# TASK OBJECTIVE
Restate, in full and unchanged, the entries that follow, but not their pictures.

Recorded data
Segment Open

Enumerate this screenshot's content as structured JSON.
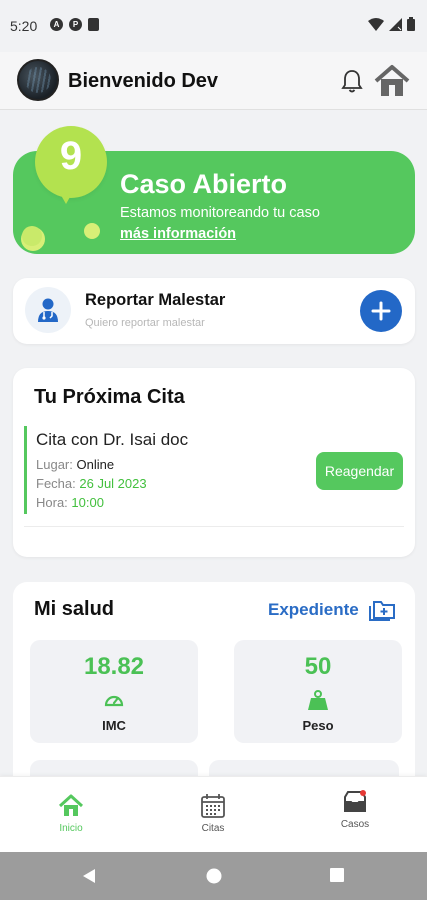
{
  "status_bar": {
    "time": "5:20",
    "left_icons": [
      "a-circle-icon",
      "p-circle-icon",
      "sd-card-icon"
    ],
    "right_icons": [
      "wifi-icon",
      "signal-icon",
      "battery-icon"
    ]
  },
  "header": {
    "welcome": "Bienvenido Dev"
  },
  "case_banner": {
    "number": "9",
    "title": "Caso Abierto",
    "subtitle": "Estamos monitoreando tu caso",
    "link": "más información",
    "color": "#55c85e"
  },
  "report": {
    "title": "Reportar Malestar",
    "subtitle": "Quiero reportar malestar",
    "accent": "#2368c7"
  },
  "appointment": {
    "title": "Tu Próxima Cita",
    "doctor": "Cita con Dr. Isai doc",
    "place_label": "Lugar:",
    "place_value": "Online",
    "date_label": "Fecha:",
    "date_value": "26 Jul 2023",
    "time_label": "Hora:",
    "time_value": "10:00",
    "reschedule": "Reagendar"
  },
  "health": {
    "title": "Mi salud",
    "record_link": "Expediente",
    "stats": [
      {
        "value": "18.82",
        "label": "IMC",
        "icon": "gauge-icon"
      },
      {
        "value": "50",
        "label": "Peso",
        "icon": "weight-icon"
      }
    ]
  },
  "nav": {
    "items": [
      {
        "label": "Inicio",
        "icon": "home-icon",
        "active": true
      },
      {
        "label": "Citas",
        "icon": "calendar-icon",
        "active": false
      },
      {
        "label": "Casos",
        "icon": "inbox-icon",
        "active": false
      }
    ]
  }
}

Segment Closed

# EXERCISE RESPONSE
Enumerate this screenshot's content as structured JSON.
{
  "status_bar": {
    "time": "5:20",
    "left_icons": [
      "a-circle-icon",
      "p-circle-icon",
      "sd-card-icon"
    ],
    "right_icons": [
      "wifi-icon",
      "signal-icon",
      "battery-icon"
    ]
  },
  "header": {
    "welcome": "Bienvenido Dev"
  },
  "case_banner": {
    "number": "9",
    "title": "Caso Abierto",
    "subtitle": "Estamos monitoreando tu caso",
    "link": "más información",
    "color": "#55c85e"
  },
  "report": {
    "title": "Reportar Malestar",
    "subtitle": "Quiero reportar malestar",
    "accent": "#2368c7"
  },
  "appointment": {
    "title": "Tu Próxima Cita",
    "doctor": "Cita con Dr. Isai doc",
    "place_label": "Lugar:",
    "place_value": "Online",
    "date_label": "Fecha:",
    "date_value": "26 Jul 2023",
    "time_label": "Hora:",
    "time_value": "10:00",
    "reschedule": "Reagendar"
  },
  "health": {
    "title": "Mi salud",
    "record_link": "Expediente",
    "stats": [
      {
        "value": "18.82",
        "label": "IMC",
        "icon": "gauge-icon"
      },
      {
        "value": "50",
        "label": "Peso",
        "icon": "weight-icon"
      }
    ]
  },
  "nav": {
    "items": [
      {
        "label": "Inicio",
        "icon": "home-icon",
        "active": true
      },
      {
        "label": "Citas",
        "icon": "calendar-icon",
        "active": false
      },
      {
        "label": "Casos",
        "icon": "inbox-icon",
        "active": false
      }
    ]
  }
}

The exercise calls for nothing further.